Go Inside the Creation of the Fender Custom Shop's George Harrison "Rocky" Stratocaster

(Image credit: Fender)

Every January, 'round about NAMM time, the Fender Custom Shop treats guitar nerds to a bonanza of mouth-watering, bold new creations that often set the guitar universe abuzz with excitement.

This year, Fender didn't disappoint, with a head-turning lineup of custom instruments headlined by the George Harrison "Rocky" Stratocaster, a far-out, exacting replica of one of the Beatle's all-time favorite, most oft-used guitars.

For the build, Fender Master Builder Paul Waller examined the original "Rocky" in exacting detail and recreated the body, neck - which features a rare asymmetrical “C” profile - pickups, wiring and even Harrison’s famous paint job to the letter. 

You can get an inside look at the fascinating build process in the new mini-documentary below.
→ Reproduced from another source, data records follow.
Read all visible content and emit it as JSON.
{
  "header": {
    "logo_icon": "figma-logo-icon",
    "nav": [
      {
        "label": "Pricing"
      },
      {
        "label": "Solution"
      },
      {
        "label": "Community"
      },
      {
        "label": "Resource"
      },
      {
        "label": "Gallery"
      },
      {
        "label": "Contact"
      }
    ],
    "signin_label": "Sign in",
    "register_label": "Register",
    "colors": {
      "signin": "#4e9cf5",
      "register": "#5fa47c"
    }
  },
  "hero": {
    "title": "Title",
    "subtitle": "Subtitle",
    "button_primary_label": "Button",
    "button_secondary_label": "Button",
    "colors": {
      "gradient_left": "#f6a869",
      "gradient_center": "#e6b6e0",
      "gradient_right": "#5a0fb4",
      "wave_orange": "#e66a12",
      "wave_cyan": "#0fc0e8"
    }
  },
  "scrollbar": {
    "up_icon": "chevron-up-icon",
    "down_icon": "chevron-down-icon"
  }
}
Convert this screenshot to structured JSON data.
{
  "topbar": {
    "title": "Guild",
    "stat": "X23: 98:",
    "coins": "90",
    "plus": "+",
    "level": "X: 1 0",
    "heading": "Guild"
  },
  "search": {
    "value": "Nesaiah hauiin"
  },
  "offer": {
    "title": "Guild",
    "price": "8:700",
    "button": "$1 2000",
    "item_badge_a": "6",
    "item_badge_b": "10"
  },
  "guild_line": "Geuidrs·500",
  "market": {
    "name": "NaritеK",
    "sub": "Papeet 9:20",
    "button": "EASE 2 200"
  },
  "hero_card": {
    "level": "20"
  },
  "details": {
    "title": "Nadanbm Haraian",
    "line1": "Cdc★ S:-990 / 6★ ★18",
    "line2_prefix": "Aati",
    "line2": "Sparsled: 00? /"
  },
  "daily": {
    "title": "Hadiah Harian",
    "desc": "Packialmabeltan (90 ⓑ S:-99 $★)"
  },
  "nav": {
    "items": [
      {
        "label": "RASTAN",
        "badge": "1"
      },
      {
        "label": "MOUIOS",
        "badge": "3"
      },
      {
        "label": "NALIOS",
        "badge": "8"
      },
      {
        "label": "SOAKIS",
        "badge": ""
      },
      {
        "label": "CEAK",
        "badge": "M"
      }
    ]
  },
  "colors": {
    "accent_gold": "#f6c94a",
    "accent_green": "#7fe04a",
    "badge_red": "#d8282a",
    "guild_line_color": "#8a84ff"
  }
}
First acquired for Harrison by Beatles roadie Mal Evans during the 1965 sessions for Help!, "Rocky" was originally a '61 Strat with a Sonic Blue finish. In 1967 however, Harrison decided to give the guitar a psychedelic uplift.

“During ’67, everybody started painting everything, and I decided to paint it," Harrison said when discussing the guitar in an interview. "I got some Day-Glo paint, which was quite a new invention in them days, and just sat up late one night and did it.” 

Harrison would go on to use the guitar for the remainder of The Beatles', and his own, career, further marking the guitar as his own by painting “Bebopalula” on the upper body, “Go Cat Go” on the pickguard and “Rocky” on the headstock in 1969.

The Fender George Harrison "Rocky" Stratocaster is available now - in a limited run of 100, and featuring single coils hand-wound by now-retired Fender pickup legend Abigail Ybarra - for an even $25,000.

For more info on the guitar, stop by fendercustomshop.com.

Jackson Maxwell
Associate Editor, GuitarWorld.com and GuitarPlayer.com

Jackson is an Associate Editor at GuitarWorld.com and GuitarPlayer.com. He’s been writing and editing stories about new gear, technique and guitar-driven music both old and new since 2014, and has also written extensively on the same topics for Guitar Player. Elsewhere, his album reviews and essays have appeared in Louder and Unrecorded. Though open to music of all kinds, his greatest love has always been indie, and everything that falls under its massive umbrella. To that end, you can find him on Twitter crowing about whatever great new guitar band you need to drop everything to hear right now.